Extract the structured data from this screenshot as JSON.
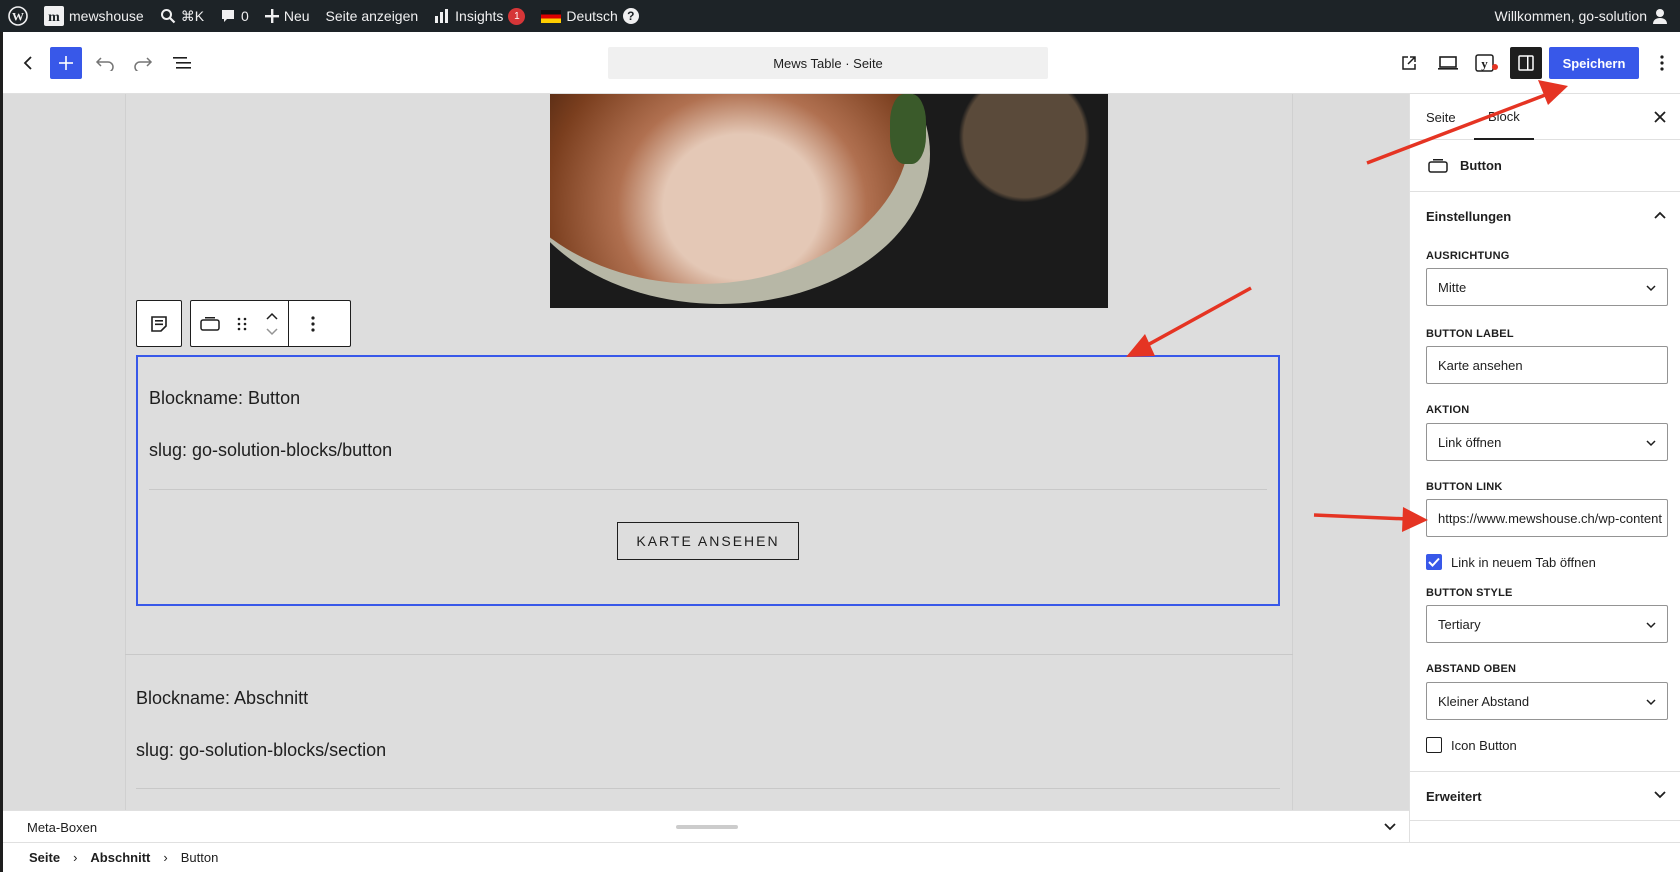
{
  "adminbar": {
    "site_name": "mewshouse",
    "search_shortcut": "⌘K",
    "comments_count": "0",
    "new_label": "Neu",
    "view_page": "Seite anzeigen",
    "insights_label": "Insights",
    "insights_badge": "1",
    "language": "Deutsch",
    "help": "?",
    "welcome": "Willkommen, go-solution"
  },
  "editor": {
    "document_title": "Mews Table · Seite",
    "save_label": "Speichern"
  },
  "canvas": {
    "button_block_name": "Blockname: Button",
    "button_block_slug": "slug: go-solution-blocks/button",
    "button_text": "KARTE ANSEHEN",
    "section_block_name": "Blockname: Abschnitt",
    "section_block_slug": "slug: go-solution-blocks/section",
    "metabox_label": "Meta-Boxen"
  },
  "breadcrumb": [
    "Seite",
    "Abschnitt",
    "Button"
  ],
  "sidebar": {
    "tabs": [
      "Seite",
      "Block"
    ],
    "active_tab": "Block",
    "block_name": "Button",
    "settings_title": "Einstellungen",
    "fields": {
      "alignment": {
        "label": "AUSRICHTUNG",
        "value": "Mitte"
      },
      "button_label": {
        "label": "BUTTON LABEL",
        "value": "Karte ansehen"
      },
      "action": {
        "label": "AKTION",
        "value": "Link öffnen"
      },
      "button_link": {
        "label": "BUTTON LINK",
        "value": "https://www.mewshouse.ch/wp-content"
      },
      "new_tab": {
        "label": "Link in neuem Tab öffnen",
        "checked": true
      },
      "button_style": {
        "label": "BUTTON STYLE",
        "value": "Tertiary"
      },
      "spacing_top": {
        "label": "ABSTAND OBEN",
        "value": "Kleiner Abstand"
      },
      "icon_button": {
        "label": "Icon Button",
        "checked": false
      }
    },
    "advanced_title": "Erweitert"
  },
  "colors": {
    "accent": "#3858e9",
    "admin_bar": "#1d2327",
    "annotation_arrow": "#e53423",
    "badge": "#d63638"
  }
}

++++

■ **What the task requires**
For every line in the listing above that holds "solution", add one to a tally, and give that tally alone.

■ **Solved exercise**
3